┌─ THE DATA

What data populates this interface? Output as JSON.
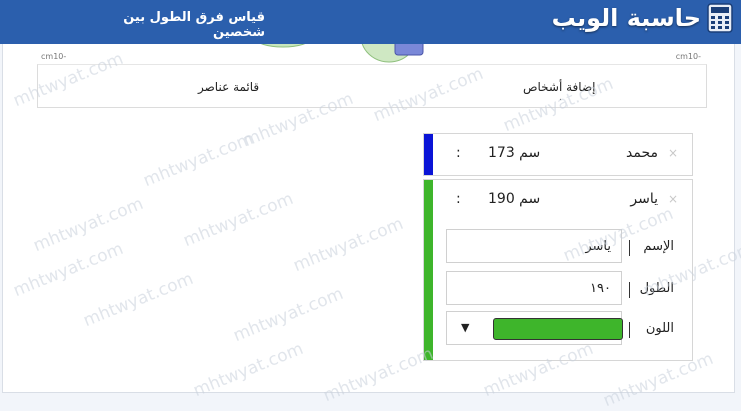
{
  "header": {
    "site_name": "حاسبة الويب",
    "page_title": "قياس فرق الطول بين شخصين",
    "background": "#2b5fad"
  },
  "chart": {
    "axis_left_label": "cm10-",
    "axis_right_label": "cm10-"
  },
  "tabs": {
    "add_people": "إضافة أشخاص",
    "add_people_dot": "٠",
    "items_list": "قائمة عناصر"
  },
  "people": [
    {
      "name": "محمد",
      "height": "173 سم",
      "colon": ":",
      "close": "×",
      "color": "#0a14d6"
    },
    {
      "name": "ياسر",
      "height": "190 سم",
      "colon": ":",
      "close": "×",
      "color": "#3eb52b",
      "form": {
        "name_label": "الإسم",
        "name_value": "ياسر",
        "height_label": "الطول",
        "height_value": "١٩٠",
        "color_label": "اللون",
        "caret": "▼"
      }
    }
  ],
  "watermark": {
    "text": "mhtwyat.com"
  }
}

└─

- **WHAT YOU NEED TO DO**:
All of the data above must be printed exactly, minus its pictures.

- **THE COMPLETED TASK**:
What data populates this interface? Output as JSON.
{
  "header": {
    "site_name": "حاسبة الويب",
    "page_title": "قياس فرق الطول بين شخصين",
    "background": "#2b5fad"
  },
  "chart": {
    "axis_left_label": "cm10-",
    "axis_right_label": "cm10-"
  },
  "tabs": {
    "add_people": "إضافة أشخاص",
    "add_people_dot": "٠",
    "items_list": "قائمة عناصر"
  },
  "people": [
    {
      "name": "محمد",
      "height": "173 سم",
      "colon": ":",
      "close": "×",
      "color": "#0a14d6"
    },
    {
      "name": "ياسر",
      "height": "190 سم",
      "colon": ":",
      "close": "×",
      "color": "#3eb52b",
      "form": {
        "name_label": "الإسم",
        "name_value": "ياسر",
        "height_label": "الطول",
        "height_value": "١٩٠",
        "color_label": "اللون",
        "caret": "▼"
      }
    }
  ],
  "watermark": {
    "text": "mhtwyat.com"
  }
}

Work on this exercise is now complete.